Health care was just one of the topics covered in depth at the National Conference of State Legislatures meeting in Louisville, Ky., July 25-28. With dozens of sessions each day on a variety of subjects, legislators and staff had to choose which to attend. I focused on health care, including implementation of the new reform law.
Presentations covered key provisions of the new law and state responsibilities to enact them, including details on the requirement to set up health insurance exchanges to provide choices to consumers. Supply of medical professionals is a big issue, not only because of anticipated additional demand on the system, but because of the age of the current workforce. Public health, including chronic disease prevention, has a big role in reducing costs and increasing wellness. For example, it is better to help a patient control diabetes than to amputate a gangrenous leg. Fiscal implications of health care reform are a critical issue to all states, particularly because of the deficit budgets in most states.
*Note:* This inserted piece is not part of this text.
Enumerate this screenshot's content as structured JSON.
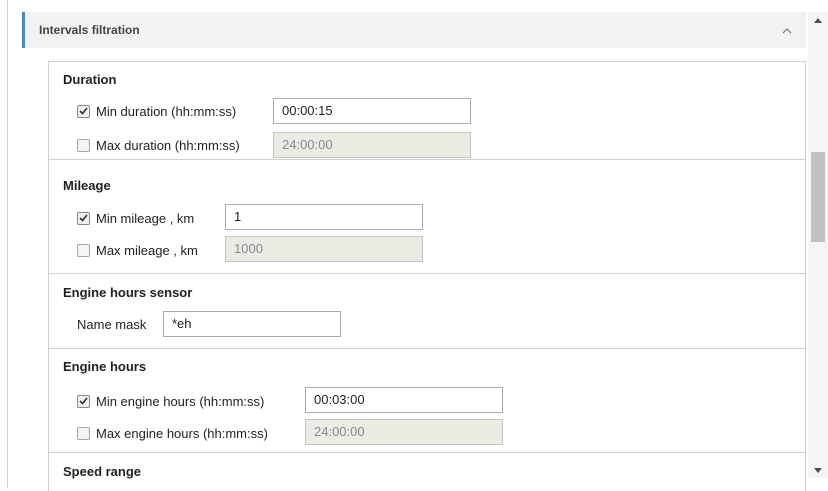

Establishing medical homes to provide patient-centered care is seen as one option for better outcomes. Technology has an enormous role to play, not only in handling records, but also in providing access to specialty care for those in rural areas. Home visiting programs for families with very young children also offer better outcomes. CHIP (Children's Health Insurance Program) has been re-authorized by the federal government, but has not been funded for the last few years of the program, so states must determine what to do to continue the coverage.
Changing the Course of Delinquency was one session which focused on ways to better deal with foster children, juvenile delinquents, teen parents, and dropouts to improve their lives through prevention and early intervention. Constitutional issues were reviewed by a Vanderbilt law professor to better inform us about the points anticipated to be made by both the 21 states suing the federal government and by the Department of Justice. It was a very interesting and well-done presentation.
Other programs included tax policies, human trafficking, banking regulation, military support, credit and debit cards regulation, career and technical education, environmental issues, federal budget updates, internet regulation, energy issues including grids and clean energy, U.S. Supreme Court decisions with federalism implications, rural road safety, K-12 improvements, distracted driving, prison spending, creating jobs, and more. I would have liked to have heard those, too, but stayed with the health programs.
The information that is provided for legislators at NCSL meetings is very valuable to policymakers and to the state, because it would be nearly impossible for us to gather all of the information on our own that is provided for us there. We also learn what is working or not working in other states and can avoid making mistakes at home, as we address the same concerns. It was a valuable experience, not only for me to be better educated, but for what I can bring to our legislative deliberations.